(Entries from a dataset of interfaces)

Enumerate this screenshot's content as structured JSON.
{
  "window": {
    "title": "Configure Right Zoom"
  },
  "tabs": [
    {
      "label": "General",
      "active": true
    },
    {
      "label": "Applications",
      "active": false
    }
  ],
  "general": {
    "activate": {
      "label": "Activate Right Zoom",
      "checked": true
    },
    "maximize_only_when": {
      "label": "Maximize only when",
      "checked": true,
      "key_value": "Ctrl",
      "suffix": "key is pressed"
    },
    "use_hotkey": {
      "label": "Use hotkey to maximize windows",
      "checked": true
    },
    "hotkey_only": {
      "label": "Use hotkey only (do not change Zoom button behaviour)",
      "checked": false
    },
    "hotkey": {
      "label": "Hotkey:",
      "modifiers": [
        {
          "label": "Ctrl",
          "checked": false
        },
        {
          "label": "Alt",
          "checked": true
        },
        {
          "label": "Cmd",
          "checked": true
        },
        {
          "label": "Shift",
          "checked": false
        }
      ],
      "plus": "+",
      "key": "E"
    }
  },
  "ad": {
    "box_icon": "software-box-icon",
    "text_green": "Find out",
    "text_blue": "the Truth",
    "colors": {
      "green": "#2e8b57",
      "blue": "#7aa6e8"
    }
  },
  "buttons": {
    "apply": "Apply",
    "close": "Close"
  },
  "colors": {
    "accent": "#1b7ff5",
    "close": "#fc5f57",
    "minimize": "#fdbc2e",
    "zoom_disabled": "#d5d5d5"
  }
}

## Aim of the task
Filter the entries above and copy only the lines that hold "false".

## Response to the task
      "active": false
      "checked": false
          "checked": false
          "checked": false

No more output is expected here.